== Problem to solve ==
The records follow. Give them all back exactly.
Data for the task below:
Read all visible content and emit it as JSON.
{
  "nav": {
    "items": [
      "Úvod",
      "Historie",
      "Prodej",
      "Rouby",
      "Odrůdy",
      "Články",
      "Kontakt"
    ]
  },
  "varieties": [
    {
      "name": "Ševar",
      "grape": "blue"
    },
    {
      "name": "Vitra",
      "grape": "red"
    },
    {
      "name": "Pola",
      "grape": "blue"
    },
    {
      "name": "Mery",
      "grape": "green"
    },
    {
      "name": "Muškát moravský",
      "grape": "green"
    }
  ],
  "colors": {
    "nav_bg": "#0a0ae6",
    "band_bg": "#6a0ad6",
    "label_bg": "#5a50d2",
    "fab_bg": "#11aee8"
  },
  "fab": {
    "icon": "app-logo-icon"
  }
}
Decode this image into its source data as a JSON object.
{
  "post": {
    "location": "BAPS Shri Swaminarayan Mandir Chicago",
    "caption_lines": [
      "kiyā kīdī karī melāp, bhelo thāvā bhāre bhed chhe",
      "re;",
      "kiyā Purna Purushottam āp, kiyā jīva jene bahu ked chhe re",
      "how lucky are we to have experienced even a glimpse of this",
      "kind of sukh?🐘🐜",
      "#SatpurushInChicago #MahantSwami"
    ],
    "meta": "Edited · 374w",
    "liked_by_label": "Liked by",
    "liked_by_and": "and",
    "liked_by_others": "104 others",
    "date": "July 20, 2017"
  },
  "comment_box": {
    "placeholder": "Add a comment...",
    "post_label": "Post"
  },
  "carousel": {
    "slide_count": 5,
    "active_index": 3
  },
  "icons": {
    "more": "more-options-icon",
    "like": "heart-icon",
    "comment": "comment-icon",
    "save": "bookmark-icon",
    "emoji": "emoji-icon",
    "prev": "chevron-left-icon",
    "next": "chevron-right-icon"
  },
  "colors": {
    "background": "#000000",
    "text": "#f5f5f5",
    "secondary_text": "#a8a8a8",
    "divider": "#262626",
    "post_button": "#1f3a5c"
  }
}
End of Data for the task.
== Response area ==
Read all visible content and emit it as JSON.
{
  "nav": {
    "items": [
      "Úvod",
      "Historie",
      "Prodej",
      "Rouby",
      "Odrůdy",
      "Články",
      "Kontakt"
    ]
  },
  "varieties": [
    {
      "name": "Ševar",
      "grape": "blue"
    },
    {
      "name": "Vitra",
      "grape": "red"
    },
    {
      "name": "Pola",
      "grape": "blue"
    },
    {
      "name": "Mery",
      "grape": "green"
    },
    {
      "name": "Muškát moravský",
      "grape": "green"
    }
  ],
  "colors": {
    "nav_bg": "#0a0ae6",
    "band_bg": "#6a0ad6",
    "label_bg": "#5a50d2",
    "fab_bg": "#11aee8"
  },
  "fab": {
    "icon": "app-logo-icon"
  }
}
Decode this image into its source data as a JSON object.
{
  "post": {
    "location": "BAPS Shri Swaminarayan Mandir Chicago",
    "caption_lines": [
      "kiyā kīdī karī melāp, bhelo thāvā bhāre bhed chhe",
      "re;",
      "kiyā Purna Purushottam āp, kiyā jīva jene bahu ked chhe re",
      "how lucky are we to have experienced even a glimpse of this",
      "kind of sukh?🐘🐜",
      "#SatpurushInChicago #MahantSwami"
    ],
    "meta": "Edited · 374w",
    "liked_by_label": "Liked by",
    "liked_by_and": "and",
    "liked_by_others": "104 others",
    "date": "July 20, 2017"
  },
  "comment_box": {
    "placeholder": "Add a comment...",
    "post_label": "Post"
  },
  "carousel": {
    "slide_count": 5,
    "active_index": 3
  },
  "icons": {
    "more": "more-options-icon",
    "like": "heart-icon",
    "comment": "comment-icon",
    "save": "bookmark-icon",
    "emoji": "emoji-icon",
    "prev": "chevron-left-icon",
    "next": "chevron-right-icon"
  },
  "colors": {
    "background": "#000000",
    "text": "#f5f5f5",
    "secondary_text": "#a8a8a8",
    "divider": "#262626",
    "post_button": "#1f3a5c"
  }
}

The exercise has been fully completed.